3D Printed Food: A Taste of Science

There has always been a marriage of food and science throughout history. Before modern biotechnology was used to produce desired traits in plants and animals, farmers would raise and breed livestock that produced the most milk or best marbling. Food scientists also help determine each ingredient’s optimal condition for harvesting, preservation, and cooking.  From molecular gastronomy to chocolate printing, science has radically changed how we cook, present, and taste food.
3D printers and bioprinters are revolutionizing the food industry by unlocking unlimited potentials for taste, touch and sight.
1.Taste 3D food printers with specific focuses are already in circulation such as the successfully crowd-funded Pancakebot or Bocusini. 3D printing food does not require any sacrifices in taste. In fact with the help of several techniques from molecular gastronomy, 3D printed food has the potential to taste even better than regular foods. There was even a pop up restaurant L…

What does 3D printing bring to future kitchens?
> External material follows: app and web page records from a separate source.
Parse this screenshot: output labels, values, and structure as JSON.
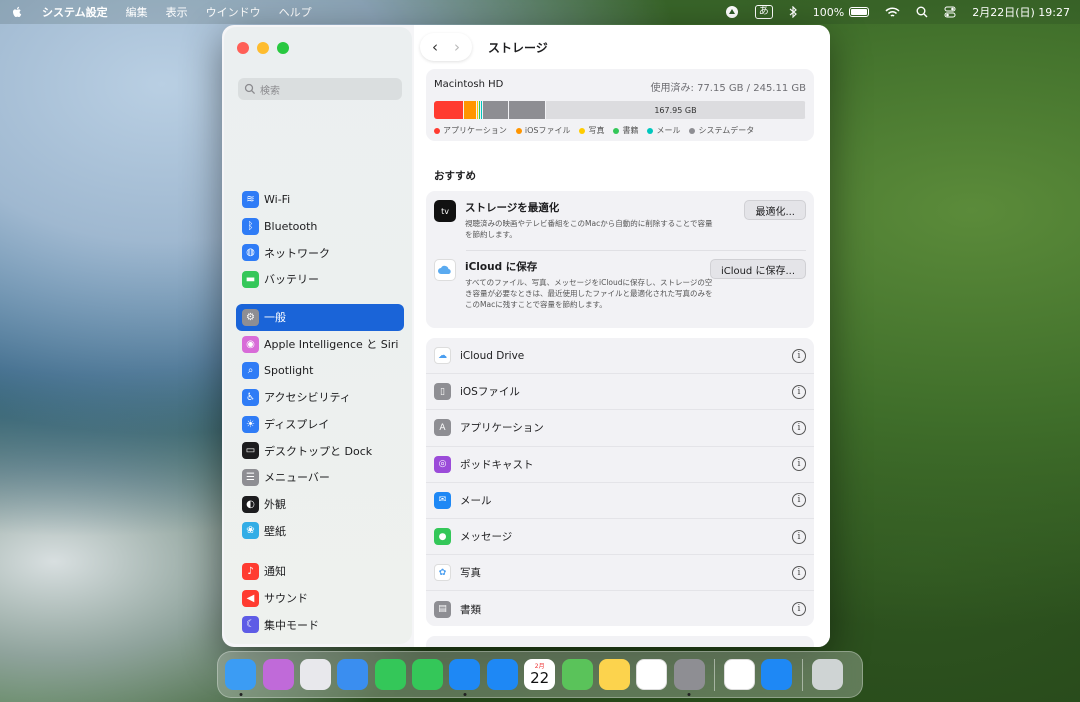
{
  "menubar": {
    "app_name": "システム設定",
    "menus": [
      "編集",
      "表示",
      "ウインドウ",
      "ヘルプ"
    ],
    "ime": "あ",
    "battery": "100%",
    "datetime": "2月22日(日) 19:27"
  },
  "sidebar": {
    "search_placeholder": "検索",
    "groups": [
      [
        {
          "label": "Wi-Fi",
          "icon": "wifi-icon",
          "color": "#2f7cf6"
        },
        {
          "label": "Bluetooth",
          "icon": "bluetooth-icon",
          "color": "#2f7cf6"
        },
        {
          "label": "ネットワーク",
          "icon": "network-globe-icon",
          "color": "#2f7cf6"
        },
        {
          "label": "バッテリー",
          "icon": "battery-icon",
          "color": "#34c759"
        }
      ],
      [
        {
          "label": "一般",
          "icon": "gear-icon",
          "color": "#8e8e93",
          "active": true
        },
        {
          "label": "Apple Intelligence と Siri",
          "icon": "siri-icon",
          "color": "#d86bd8"
        },
        {
          "label": "Spotlight",
          "icon": "magnifier-icon",
          "color": "#2f7cf6"
        },
        {
          "label": "アクセシビリティ",
          "icon": "accessibility-icon",
          "color": "#2f7cf6"
        },
        {
          "label": "ディスプレイ",
          "icon": "sun-icon",
          "color": "#2f7cf6"
        },
        {
          "label": "デスクトップと Dock",
          "icon": "desktop-dock-icon",
          "color": "#1c1c1e"
        },
        {
          "label": "メニューバー",
          "icon": "menubar-icon",
          "color": "#8e8e93"
        },
        {
          "label": "外観",
          "icon": "appearance-icon",
          "color": "#1c1c1e"
        },
        {
          "label": "壁紙",
          "icon": "wallpaper-icon",
          "color": "#32ade6"
        }
      ],
      [
        {
          "label": "通知",
          "icon": "bell-icon",
          "color": "#ff3b30"
        },
        {
          "label": "サウンド",
          "icon": "speaker-icon",
          "color": "#ff3b30"
        },
        {
          "label": "集中モード",
          "icon": "moon-icon",
          "color": "#5e5ce6"
        }
      ]
    ]
  },
  "content": {
    "title": "ストレージ",
    "disk": {
      "name": "Macintosh HD",
      "used_text": "使用済み: 77.15 GB / 245.11 GB",
      "free_label": "167.95 GB",
      "segments": [
        {
          "name": "アプリケーション",
          "color": "#ff3b30",
          "fraction": 0.08
        },
        {
          "name": "iOSファイル",
          "color": "#ff9500",
          "fraction": 0.035
        },
        {
          "name": "写真",
          "color": "#ffcc00",
          "fraction": 0.006
        },
        {
          "name": "書籍",
          "color": "#34c759",
          "fraction": 0.005
        },
        {
          "name": "メール",
          "color": "#00c7be",
          "fraction": 0.005
        },
        {
          "name": "system-other-1",
          "color": "#8e8e93",
          "fraction": 0.07
        },
        {
          "name": "システムデータ",
          "color": "#8e8e93",
          "fraction": 0.1
        }
      ],
      "legend": [
        {
          "label": "アプリケーション",
          "color": "#ff3b30"
        },
        {
          "label": "iOSファイル",
          "color": "#ff9500"
        },
        {
          "label": "写真",
          "color": "#ffcc00"
        },
        {
          "label": "書籍",
          "color": "#34c759"
        },
        {
          "label": "メール",
          "color": "#00c7be"
        },
        {
          "label": "システムデータ",
          "color": "#8e8e93"
        }
      ]
    },
    "recommend_title": "おすすめ",
    "recommendations": [
      {
        "title": "ストレージを最適化",
        "desc": "視聴済みの映画やテレビ番組をこのMacから自動的に削除することで容量を節約します。",
        "button": "最適化...",
        "icon": "appletv-icon"
      },
      {
        "title": "iCloud に保存",
        "desc": "すべてのファイル、写真、メッセージをiCloudに保存し、ストレージの空き容量が必要なときは、最近使用したファイルと最適化された写真のみをこのMacに残すことで容量を節約します。",
        "button": "iCloud に保存...",
        "icon": "icloud-icon"
      }
    ],
    "items": [
      {
        "label": "iCloud Drive",
        "icon": "icloud-drive-icon",
        "color": "#ffffff"
      },
      {
        "label": "iOSファイル",
        "icon": "ios-files-icon",
        "color": "#8e8e93"
      },
      {
        "label": "アプリケーション",
        "icon": "applications-icon",
        "color": "#8e8e93"
      },
      {
        "label": "ポッドキャスト",
        "icon": "podcasts-icon",
        "color": "#9b4bd9"
      },
      {
        "label": "メール",
        "icon": "mail-icon",
        "color": "#1e88f5"
      },
      {
        "label": "メッセージ",
        "icon": "messages-icon",
        "color": "#34c759"
      },
      {
        "label": "写真",
        "icon": "photos-icon",
        "color": "#ffffff"
      },
      {
        "label": "書類",
        "icon": "documents-icon",
        "color": "#8e8e93"
      }
    ]
  },
  "dock": {
    "apps": [
      {
        "name": "finder-icon",
        "color": "#3b9cf4",
        "running": true
      },
      {
        "name": "siri-app-icon",
        "color": "#c06ad9"
      },
      {
        "name": "launchpad-icon",
        "color": "#e8e8ec"
      },
      {
        "name": "mail-app-icon",
        "color": "#3a8ef0"
      },
      {
        "name": "facetime-icon",
        "color": "#34c759"
      },
      {
        "name": "messages-app-icon",
        "color": "#34c759"
      },
      {
        "name": "safari-icon",
        "color": "#1e88f5",
        "running": true
      },
      {
        "name": "app-store-icon",
        "color": "#1e88f5"
      },
      {
        "name": "calendar-icon",
        "color": "#ffffff",
        "calendar_day": "22",
        "calendar_month": "2月"
      },
      {
        "name": "maps-icon",
        "color": "#5ac35a"
      },
      {
        "name": "notes-icon",
        "color": "#fcd34d"
      },
      {
        "name": "photos-app-icon",
        "color": "#ffffff"
      },
      {
        "name": "system-settings-icon",
        "color": "#8e8e93",
        "running": true
      }
    ],
    "recent": [
      {
        "name": "google-drive-icon",
        "color": "#ffffff"
      },
      {
        "name": "safari-download-icon",
        "color": "#1e88f5"
      }
    ],
    "trash": {
      "name": "trash-icon",
      "color": "#cfd4d4"
    }
  }
}
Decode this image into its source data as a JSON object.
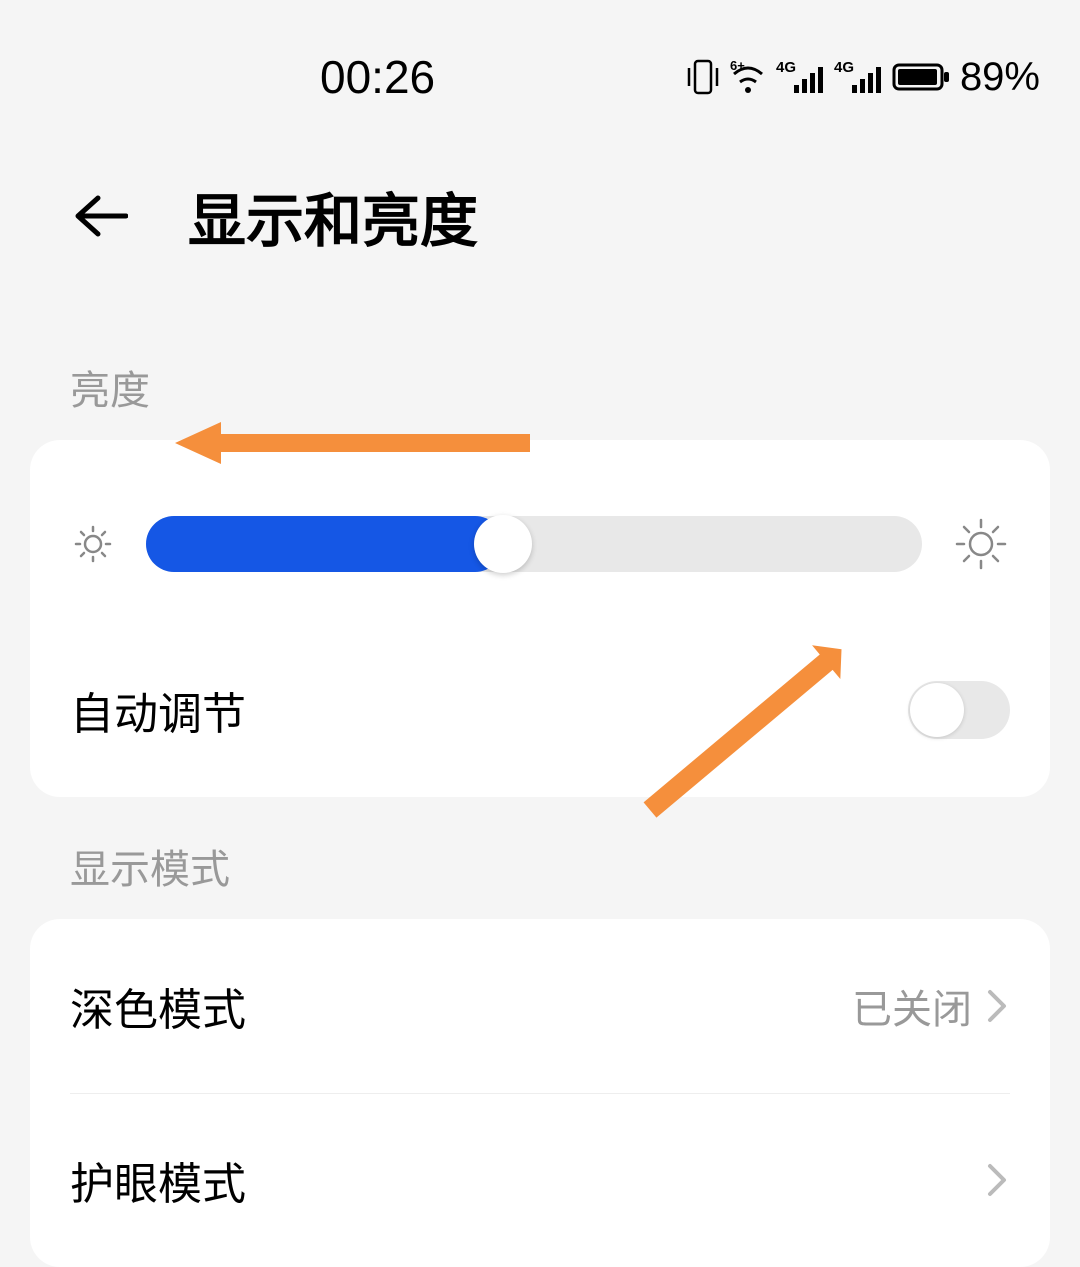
{
  "status": {
    "time": "00:26",
    "battery_percent": "89%"
  },
  "header": {
    "title": "显示和亮度"
  },
  "sections": {
    "brightness": {
      "label": "亮度",
      "slider_percent": 46,
      "auto_adjust_label": "自动调节",
      "auto_adjust_on": false
    },
    "display_mode": {
      "label": "显示模式",
      "dark_mode_label": "深色模式",
      "dark_mode_value": "已关闭",
      "eye_protection_label": "护眼模式"
    }
  }
}
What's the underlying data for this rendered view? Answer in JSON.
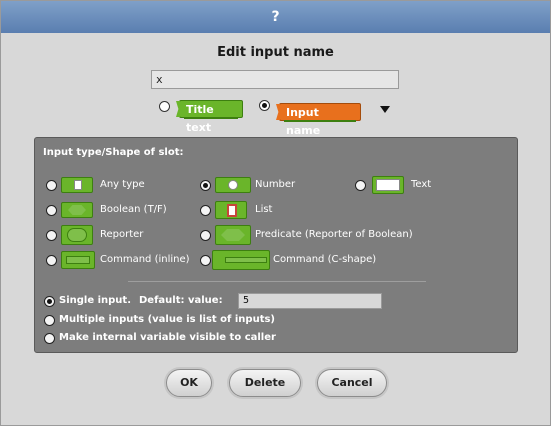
{
  "dialog": {
    "title": "?",
    "heading": "Edit input name",
    "name_value": "x",
    "kind_options": {
      "title_text": "Title text",
      "input_name": "Input name",
      "selected": "input_name"
    },
    "slot_section_label": "Input type/Shape of slot:",
    "slot_types": [
      {
        "label": "Any type",
        "selected": false
      },
      {
        "label": "Number",
        "selected": true
      },
      {
        "label": "Text",
        "selected": false
      },
      {
        "label": "Boolean (T/F)",
        "selected": false
      },
      {
        "label": "List",
        "selected": false
      },
      {
        "label": "Reporter",
        "selected": false
      },
      {
        "label": "Predicate (Reporter of Boolean)",
        "selected": false
      },
      {
        "label": "Command (inline)",
        "selected": false
      },
      {
        "label": "Command (C-shape)",
        "selected": false
      }
    ],
    "single_input_label": "Single input.",
    "default_label": "Default: value:",
    "default_value": "5",
    "multiple_inputs_label": "Multiple inputs (value is list of inputs)",
    "make_visible_label": "Make internal variable visible to caller",
    "buttons": {
      "ok": "OK",
      "delete": "Delete",
      "cancel": "Cancel"
    },
    "colors": {
      "titlebar": "#6a8cbc",
      "panel": "#7d7d7d",
      "green_block": "#6ab52a",
      "orange_block": "#e8701d"
    }
  }
}
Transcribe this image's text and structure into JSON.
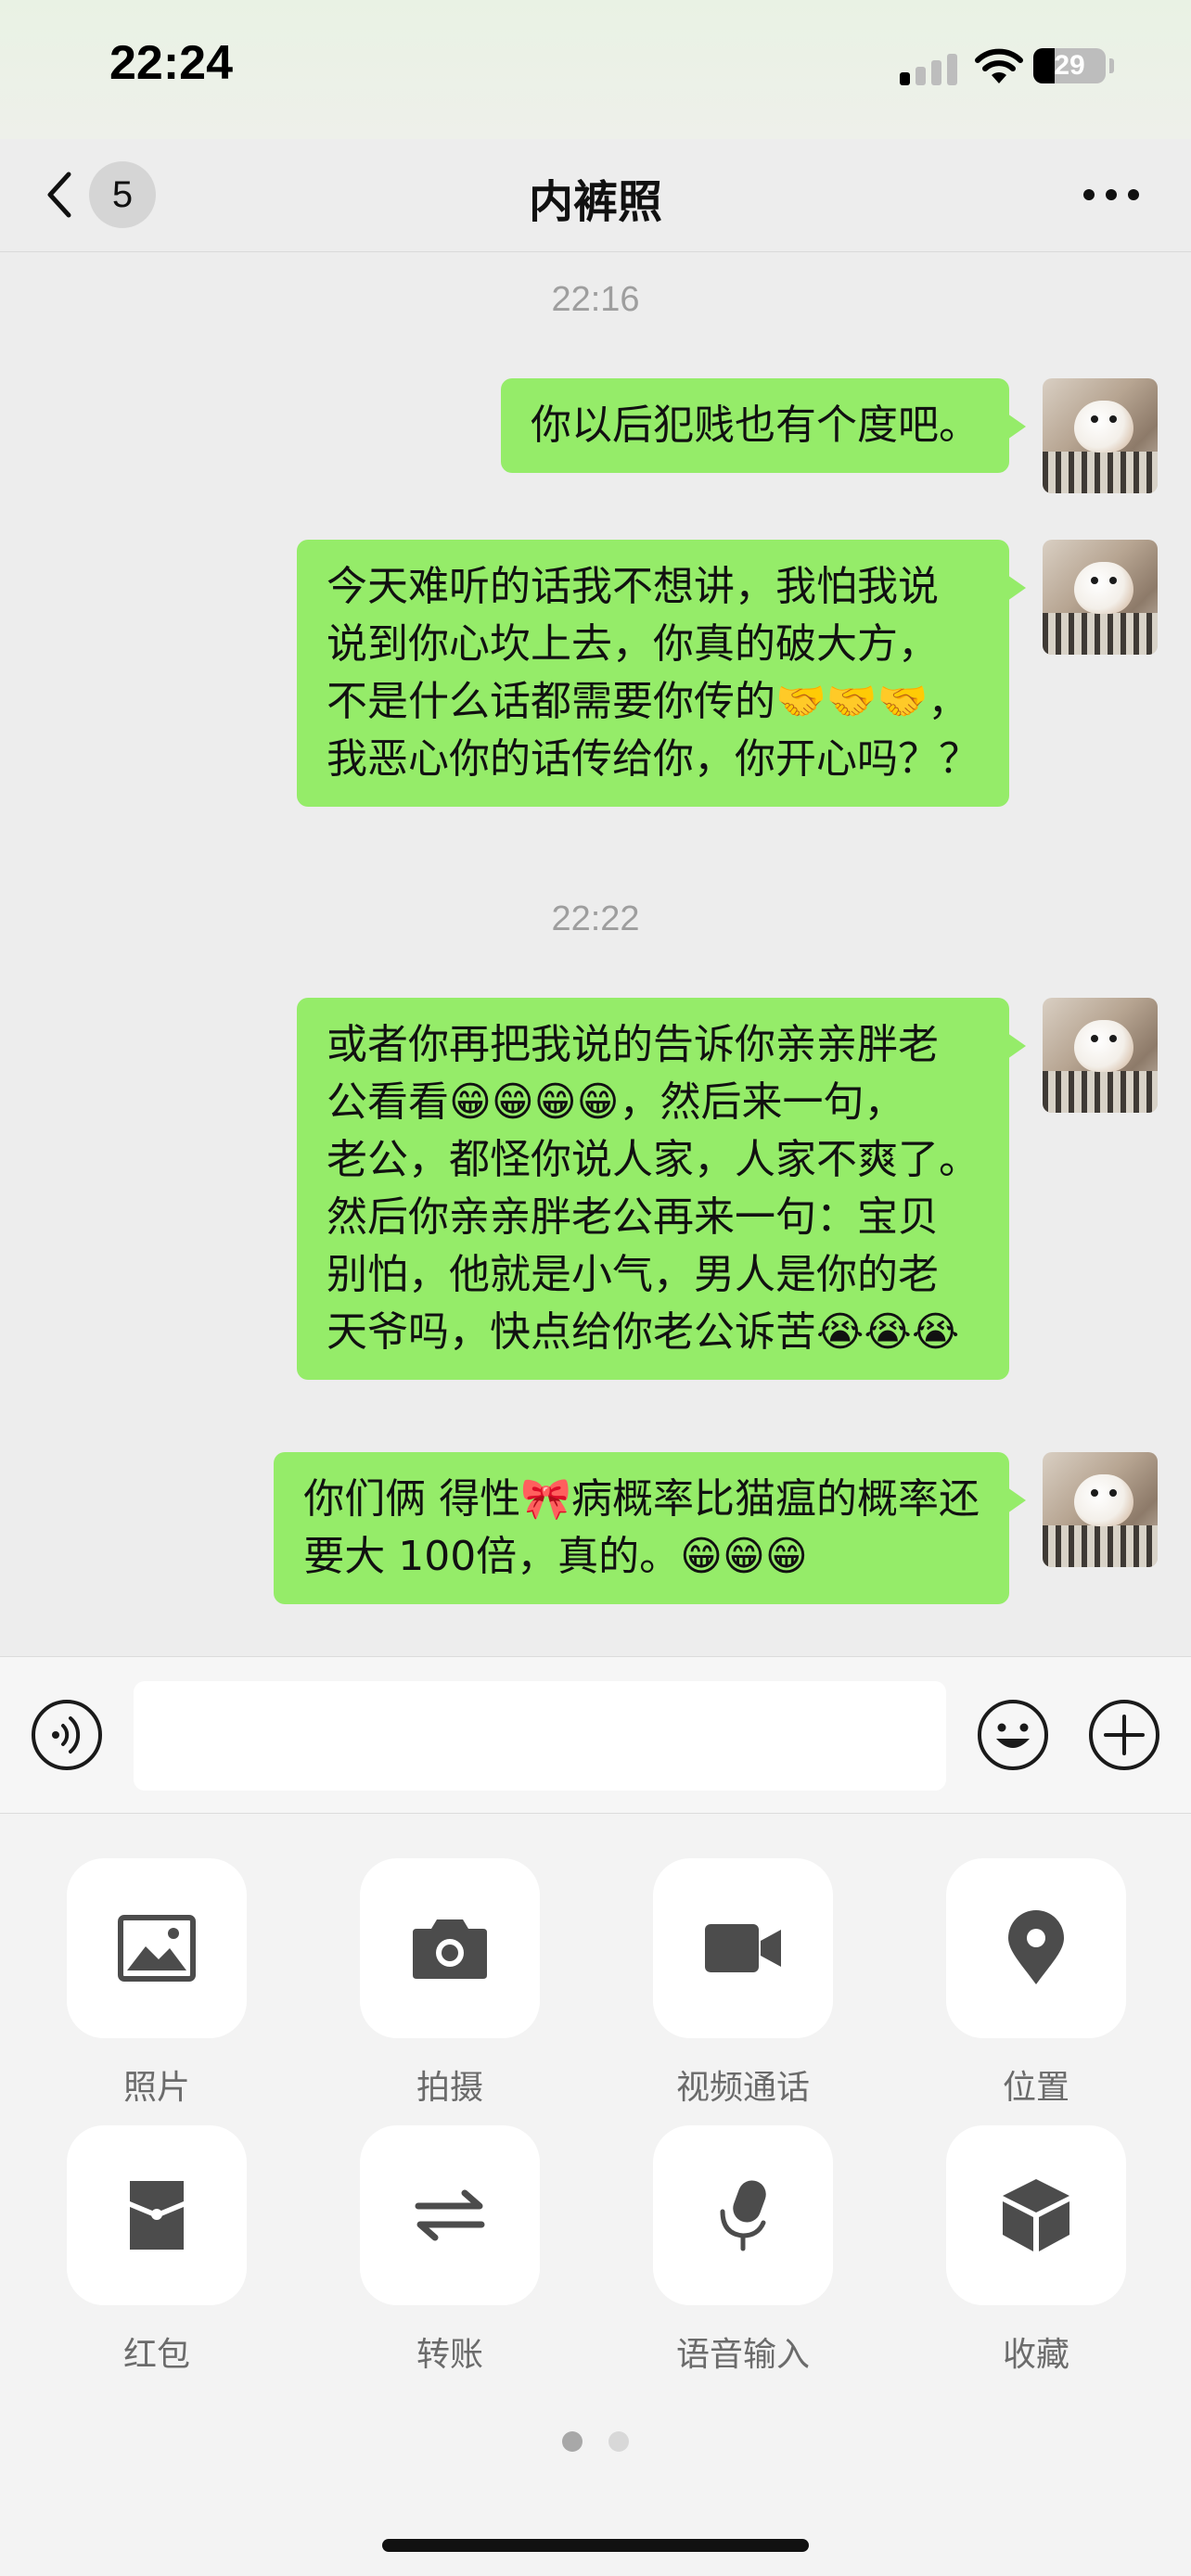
{
  "status_bar": {
    "time": "22:24",
    "battery": "29",
    "battery_level": 0.29,
    "signal_bars_active": 1,
    "signal_bars_total": 4
  },
  "nav": {
    "back_icon": "chevron-left-icon",
    "unread_count": "5",
    "title": "内裤照",
    "more_icon": "more-dots-icon"
  },
  "messages": [
    {
      "type": "timestamp",
      "text": "22:16"
    },
    {
      "type": "sent",
      "lines": [
        "你以后犯贱也有个度吧。"
      ]
    },
    {
      "type": "sent",
      "lines": [
        "今天难听的话我不想讲，我怕我说",
        "说到你心坎上去，你真的破大方，",
        "不是什么话都需要你传的🤝🤝🤝，",
        "我恶心你的话传给你，你开心吗？？"
      ]
    },
    {
      "type": "timestamp",
      "text": "22:22"
    },
    {
      "type": "sent",
      "lines": [
        "或者你再把我说的告诉你亲亲胖老",
        "公看看😁😁😁😁，然后来一句，",
        "老公，都怪你说人家，人家不爽了。",
        "然后你亲亲胖老公再来一句：宝贝",
        "别怕，他就是小气，男人是你的老",
        "天爷吗，快点给你老公诉苦😭😭😭"
      ]
    },
    {
      "type": "sent",
      "lines": [
        "你们俩 得性🎀病概率比猫瘟的概率还",
        "要大 100倍，真的。😁😁😁"
      ]
    }
  ],
  "input": {
    "voice_icon": "voice-icon",
    "value": "",
    "emoji_icon": "emoji-icon",
    "plus_icon": "plus-icon"
  },
  "tools": [
    {
      "icon": "photo-icon",
      "label": "照片"
    },
    {
      "icon": "camera-icon",
      "label": "拍摄"
    },
    {
      "icon": "video-call-icon",
      "label": "视频通话"
    },
    {
      "icon": "location-icon",
      "label": "位置"
    },
    {
      "icon": "red-packet-icon",
      "label": "红包"
    },
    {
      "icon": "transfer-icon",
      "label": "转账"
    },
    {
      "icon": "microphone-icon",
      "label": "语音输入"
    },
    {
      "icon": "favorites-icon",
      "label": "收藏"
    }
  ],
  "pagination": {
    "pages": 2,
    "active": 1
  },
  "colors": {
    "bubble": "#95ec69",
    "chat_bg": "#ededed",
    "icon": "#4c4c4c",
    "timestamp": "#9e9e9e"
  }
}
The Technology 
Additive manufacturing has really transformed many areas of our lives today from desktop 3D printers to food printers that could produce custom designed personalized nutritional meals in every home one day. This month, our team has decided to take a closer look at the evolution of Food Printing. As far as food printers go, the use of additive manufacturing techniques spans from the basic extrusion based systems to powder and liquid binding deposition techniques. This allows the end-user to leverage the different material properties to achieve simple to complex shapes that can be created using each technique. In extrusion based food printers which may or may not involve melting, common materials that can be printed are typically soft materials like cheese, peanut butter, dough and chocolate which requires melting. One of the key challenges in this approach is the need for materials that are being printed to be viscous enough to hold its shape under …